--- About this exercise ---
Find the word "pill" in the listing; pull out each line holding it.

^^^^^^^^

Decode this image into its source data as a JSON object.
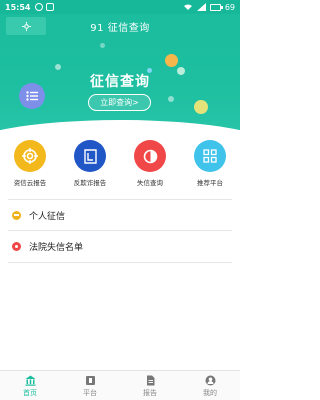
{
  "status_bar": {
    "time": "15:54",
    "battery": "69"
  },
  "header": {
    "title": "91 征信查询",
    "menu_icon": "compass-icon"
  },
  "banner": {
    "title": "征信查询",
    "button_label": "立即查询>"
  },
  "grid": [
    {
      "label": "资信云报告",
      "color": "#f2b81c",
      "icon": "target-icon"
    },
    {
      "label": "反欺诈报告",
      "color": "#2156c6",
      "icon": "document-frame-icon"
    },
    {
      "label": "失信查询",
      "color": "#f04848",
      "icon": "half-circle-icon"
    },
    {
      "label": "推荐平台",
      "color": "#3fc3ea",
      "icon": "grid-squares-icon"
    }
  ],
  "list": [
    {
      "label": "个人征信",
      "color": "#f0b21b"
    },
    {
      "label": "法院失信名单",
      "color": "#f04848"
    }
  ],
  "tabs": [
    {
      "label": "首页",
      "icon": "bank-icon",
      "active": true
    },
    {
      "label": "平台",
      "icon": "platform-icon",
      "active": false
    },
    {
      "label": "报告",
      "icon": "report-icon",
      "active": false
    },
    {
      "label": "我的",
      "icon": "user-icon",
      "active": false
    }
  ],
  "colors": {
    "primary": "#1bbd9e",
    "inactive": "#888888"
  }
}
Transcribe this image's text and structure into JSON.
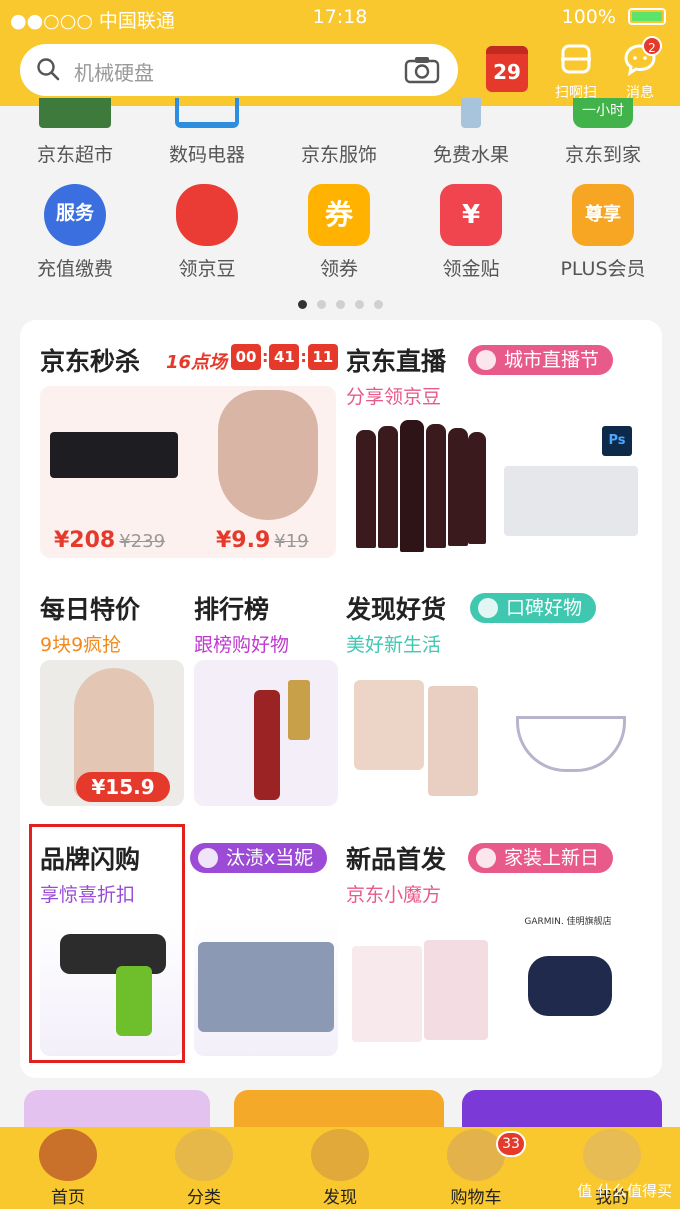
{
  "status_bar": {
    "carrier": "●●○○○ 中国联通",
    "time": "17:18",
    "battery": "100%"
  },
  "header": {
    "search_placeholder": "机械硬盘",
    "calendar_day": "29",
    "scan_label": "扫啊扫",
    "message_label": "消息",
    "message_badge": "2"
  },
  "grid": {
    "row1": [
      "京东超市",
      "数码电器",
      "京东服饰",
      "免费水果",
      "京东到家"
    ],
    "row2": [
      "充值缴费",
      "领京豆",
      "领券",
      "领金贴",
      "PLUS会员"
    ],
    "row2_icon_text": [
      "服务",
      "",
      "券",
      "¥",
      "尊享"
    ],
    "row1_partial_badge": "一小时"
  },
  "seckill": {
    "title": "京东秒杀",
    "session": "16点场",
    "timer": [
      "00",
      "41",
      "11"
    ],
    "items": [
      {
        "price": "¥208",
        "orig": "¥239"
      },
      {
        "price": "¥9.9",
        "orig": "¥19"
      }
    ]
  },
  "live": {
    "title": "京东直播",
    "pill": "城市直播节",
    "subtitle": "分享领京豆"
  },
  "daily": {
    "title": "每日特价",
    "subtitle": "9块9疯抢",
    "price": "¥15.9"
  },
  "rank": {
    "title": "排行榜",
    "subtitle": "跟榜购好物"
  },
  "goods": {
    "title": "发现好货",
    "pill": "口碑好物",
    "subtitle": "美好新生活"
  },
  "brand": {
    "title": "品牌闪购",
    "pill": "汰渍x当妮",
    "subtitle": "享惊喜折扣"
  },
  "newprod": {
    "title": "新品首发",
    "pill": "家装上新日",
    "subtitle": "京东小魔方",
    "garmin_label": "GARMIN. 佳明旗舰店"
  },
  "tabbar": {
    "tabs": [
      "首页",
      "分类",
      "发现",
      "购物车",
      "我的"
    ],
    "cart_badge": "33"
  },
  "watermark": "值 什么值得买",
  "colors": {
    "brand_yellow": "#f9c72e",
    "red": "#e53a2b",
    "purple": "#9b4bd6",
    "teal": "#3fc7b0",
    "pink": "#e85a8a"
  }
}
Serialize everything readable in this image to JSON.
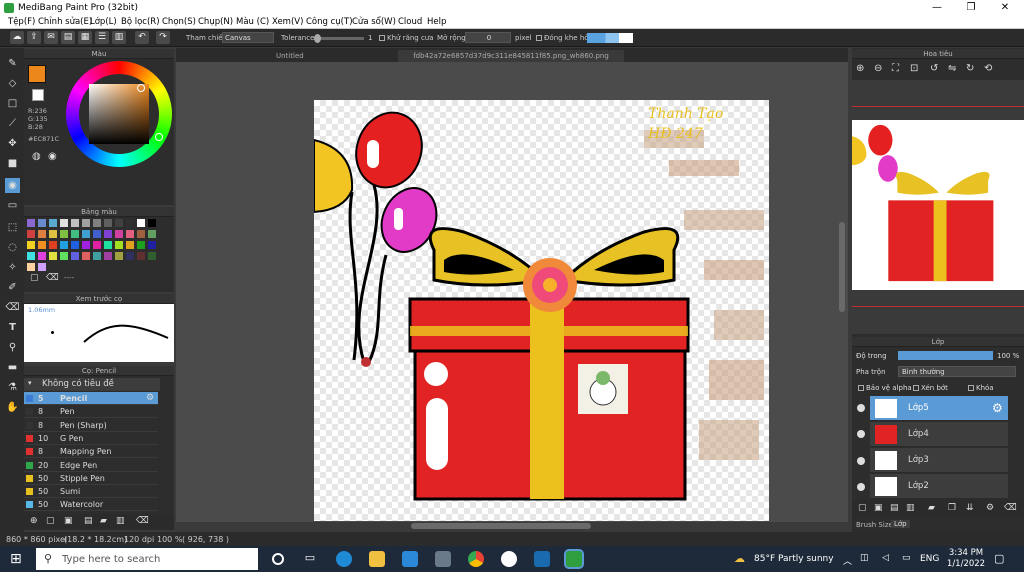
{
  "window": {
    "title": "MediBang Paint Pro (32bit)",
    "minimize": "—",
    "maximize": "❐",
    "close": "✕"
  },
  "menu": [
    "Tệp(F)",
    "Chỉnh sửa(E)",
    "Lớp(L)",
    "Bộ lọc(R)",
    "Chọn(S)",
    "Chụp(N)",
    "Màu (C)",
    "Xem(V)",
    "Công cụ(T)",
    "Cửa sổ(W)",
    "Cloud",
    "Help"
  ],
  "toolbar": {
    "ref_label": "Tham chiếu",
    "ref_value": "Canvas",
    "tolerance_label": "Tolerance",
    "tolerance_value": "1",
    "antialias_label": "Khử răng cưa",
    "expand_label": "Mở rộng",
    "expand_value": "0",
    "expand_unit": "pixel",
    "close_gap_label": "Đóng khe hở"
  },
  "tabs": {
    "untitled": "Untitled",
    "file": "fdb42a72e6857d37d9c311e845811f85.png_wh860.png"
  },
  "color_panel": {
    "title": "Màu",
    "r": "R:236",
    "g": "G:135",
    "b": "B:28",
    "hex": "#EC871C",
    "fg": "#ec871c",
    "bg": "#ffffff"
  },
  "palette_panel": {
    "title": "Bảng màu",
    "more": "----"
  },
  "brush_preview": {
    "title": "Xem trước cọ",
    "size": "1.06mm"
  },
  "brush_panel": {
    "title": "Cọ: Pencil",
    "group": "Không có tiêu đề",
    "brushes": [
      {
        "size": "5",
        "name": "Pencil",
        "color": "#3a7bd5"
      },
      {
        "size": "8",
        "name": "Pen",
        "color": "#333333"
      },
      {
        "size": "8",
        "name": "Pen (Sharp)",
        "color": "#333333"
      },
      {
        "size": "10",
        "name": "G Pen",
        "color": "#e03030"
      },
      {
        "size": "8",
        "name": "Mapping Pen",
        "color": "#e03030"
      },
      {
        "size": "20",
        "name": "Edge Pen",
        "color": "#2ea84a"
      },
      {
        "size": "50",
        "name": "Stipple Pen",
        "color": "#e8c020"
      },
      {
        "size": "50",
        "name": "Sumi",
        "color": "#e8c020"
      },
      {
        "size": "50",
        "name": "Watercolor",
        "color": "#58b8e8"
      }
    ]
  },
  "canvas_text": {
    "signature_line1": "Thanh Tạo",
    "signature_line2": "HĐ 247"
  },
  "navigator": {
    "title": "Hoa tiêu"
  },
  "layer_panel": {
    "title": "Lớp",
    "opacity_label": "Độ trong",
    "opacity_value": "100 %",
    "opacity": 1.0,
    "blend_label": "Pha trộn",
    "blend_value": "Bình thường",
    "protect_alpha": "Bảo vệ alpha",
    "clip": "Xén bớt",
    "lock": "Khóa",
    "layers": [
      {
        "name": "Lớp5"
      },
      {
        "name": "Lớp4"
      },
      {
        "name": "Lớp3"
      },
      {
        "name": "Lớp2"
      }
    ],
    "tab_brush_size": "Brush Size",
    "tab_layer": "Lớp"
  },
  "status": {
    "dims": "860 * 860 pixel",
    "cm": "(18.2 * 18.2cm)",
    "dpi": "120 dpi",
    "zoom": "100 %",
    "coords": "( 926, 738 )"
  },
  "taskbar": {
    "search": "Type here to search",
    "weather": "85°F  Partly sunny",
    "lang": "ENG",
    "time": "3:34 PM",
    "date": "1/1/2022"
  }
}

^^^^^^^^

--- Exercise result ---
    "pill": "城市直播节",
    "pill": "口碑好物",
    "pill": "汰渍x当妮",
    "pill": "家装上新日",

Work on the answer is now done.